North Natomas building moratorium
North Natomas building moratorium
Edith Allen

President Obama signed what Sacramento area locals are calling the "Natomas Levee Bill." He gave the go-ahead for nationwide flood control projects on Tuesday. This will help to stop a devastating, seven-year building moratorium in north Sacramento's newest neighborhood. According to a June 10 KCRA 3 News report, the entire bill actually approves 34 water-related projects around the nation. Most important to Sacramento are the long-delayed levee upgrades that will protect the Natomas neighborhood and end a seven-year moratorium on new construction.

As it is, North Natomas is a beautifully laid out suburban planner's dream, but certain sections look as if the apocalypse has ended civilization as we know it. When we dine at the local Denny's, for example, we are reminded that the modern world was suddenly left behind.

Empty lots and partially constructed office buildings stand as reminders of how FEMA brought the area's construction boom to a crashing halt.

Estimates are that, as soon as the levee repairs and water draining systems are completed, six or seven housing developments could start up right away, but Natomas is a long way from a serious return to its previous construction bonanza.

The Federal Emergency Management Agency abruptly determined the Natomas levees were unsafe in 2008, according to a Fox 40 TV news report. This determination was treated as a ban on all new building and large-scale repairs. Since then, the local flood control agency has completed work on 18 miles of the project.

The final levee work will be completed by the U.S. Army Corps of Engineers and will take care of the area where the Sacramento and American rivers come together. That confluence of rivers represents runoff from most of the vast northern Sierra watershed. There will also be work on drainage canals at the eastern edge of Natomas.

Now for the bad news: The remaining work will cost up to $1 billion and the U.S. Army Corps of Engineers does not have that money yet. Congressional Rep. Doris Matsui says there are some funds for initial design and engineering that were left over from the last cycle.

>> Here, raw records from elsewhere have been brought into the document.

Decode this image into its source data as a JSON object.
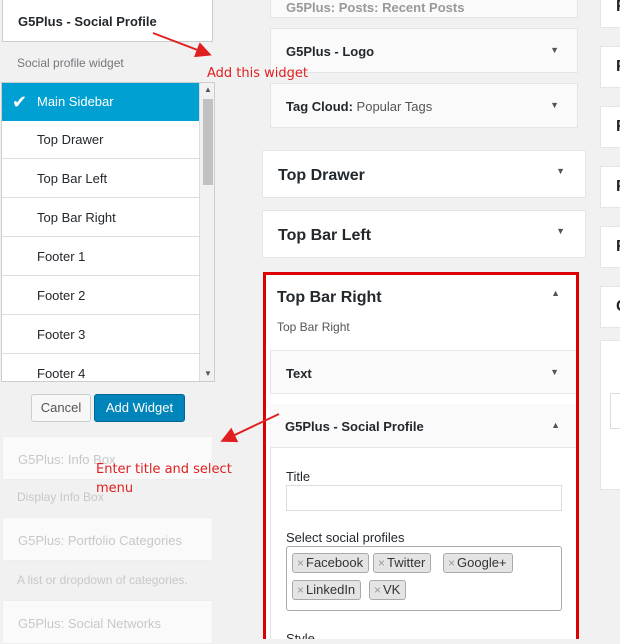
{
  "chooser": {
    "widget_name": "G5Plus - Social Profile",
    "widget_desc": "Social profile widget",
    "sidebars": [
      "Main Sidebar",
      "Top Drawer",
      "Top Bar Left",
      "Top Bar Right",
      "Footer 1",
      "Footer 2",
      "Footer 3",
      "Footer 4"
    ],
    "cancel_label": "Cancel",
    "add_label": "Add Widget"
  },
  "available_widgets": [
    {
      "name": "G5Plus: Info Box",
      "desc": "Display Info Box"
    },
    {
      "name": "G5Plus: Portfolio Categories",
      "desc": "A list or dropdown of categories."
    },
    {
      "name": "G5Plus: Social Networks",
      "desc": ""
    }
  ],
  "annotations": {
    "add_widget": "Add this widget",
    "enter_title_line1": "Enter title and select",
    "enter_title_line2": "menu"
  },
  "main_sidebar_widgets": {
    "partial_top": "G5Plus: Posts: Recent Posts",
    "logo": "G5Plus - Logo",
    "tag_cloud_prefix": "Tag Cloud:",
    "tag_cloud_value": "Popular Tags"
  },
  "sidebars": {
    "top_drawer": "Top Drawer",
    "top_bar_left": "Top Bar Left",
    "top_bar_right": "Top Bar Right",
    "top_bar_right_desc": "Top Bar Right"
  },
  "top_bar_right_widgets": {
    "text": "Text",
    "social_profile": "G5Plus - Social Profile"
  },
  "social_form": {
    "title_label": "Title",
    "title_value": "",
    "profiles_label": "Select social profiles",
    "profiles": [
      "Facebook",
      "Twitter",
      "Google+",
      "LinkedIn",
      "VK"
    ],
    "style_label": "Style"
  },
  "right_column_letters": [
    "F",
    "F",
    "F",
    "F",
    "F",
    "F",
    "C"
  ],
  "colors": {
    "accent": "#00a0d2",
    "primary_button": "#0085ba",
    "annotation": "#e02020",
    "highlight_border": "#dd0000"
  }
}
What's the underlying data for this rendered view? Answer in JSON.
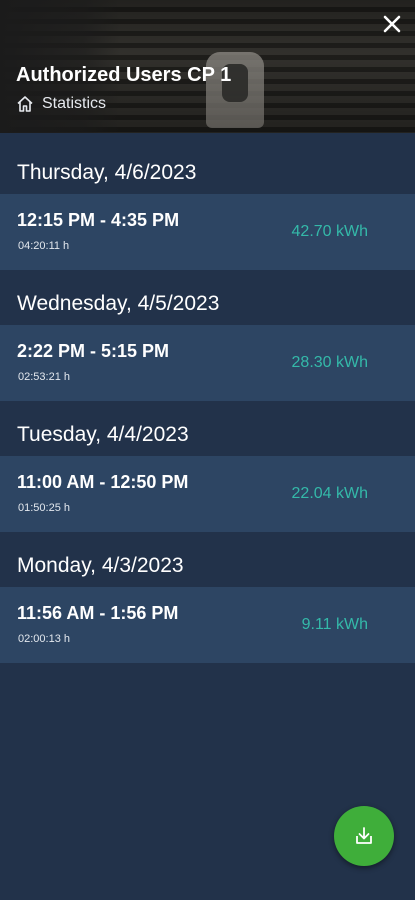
{
  "header": {
    "title": "Authorized Users CP 1",
    "breadcrumb": "Statistics",
    "close_icon": "close-icon",
    "home_icon": "home-icon"
  },
  "days": [
    {
      "date": "Thursday, 4/6/2023",
      "sessions": [
        {
          "time": "12:15 PM - 4:35 PM",
          "duration": "04:20:11 h",
          "energy": "42.70 kWh"
        }
      ]
    },
    {
      "date": "Wednesday, 4/5/2023",
      "sessions": [
        {
          "time": "2:22 PM - 5:15 PM",
          "duration": "02:53:21 h",
          "energy": "28.30 kWh"
        }
      ]
    },
    {
      "date": "Tuesday, 4/4/2023",
      "sessions": [
        {
          "time": "11:00 AM - 12:50 PM",
          "duration": "01:50:25 h",
          "energy": "22.04 kWh"
        }
      ]
    },
    {
      "date": "Monday, 4/3/2023",
      "sessions": [
        {
          "time": "11:56 AM - 1:56 PM",
          "duration": "02:00:13 h",
          "energy": "9.11 kWh"
        }
      ]
    }
  ],
  "fab": {
    "icon": "download-icon"
  },
  "colors": {
    "background": "#22324a",
    "row": "#2d4563",
    "energy": "#34b9a9",
    "fab": "#3fae3a"
  }
}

Expectations are that, with broad bipartisan support, Congress will fund the national bill, but that leaves several more processes:

First, FEMA must lift the moratorium against new construction and major repairs. FEMA says it will accelerate the process, which usually takes about 24 months.

Second, the process of reissuing permits must begin. There is no way a sudden, comprehensive building boom is going to happen. Priorities have been set and they are very tight, since the levees are still substandard.

Third, this is just lightening up on the rules to allow the local economy to recover. The levees will continue to be substandard for about five to ten more years until the Corps of Engineers completes the upgrades.

Thus, the only new construction work will probably be limited to repairing damaged homes, reinstating some infrastructure projects and allowing some commercial development. One of the infrastructure/commercial projects is a 1,900-acre Metro Air Park, for example. Perhaps those propped-up commercial buildings can be finished and light industry can start up again.

Natomas might have to wait a while for anything like the building boom that went on before 2008.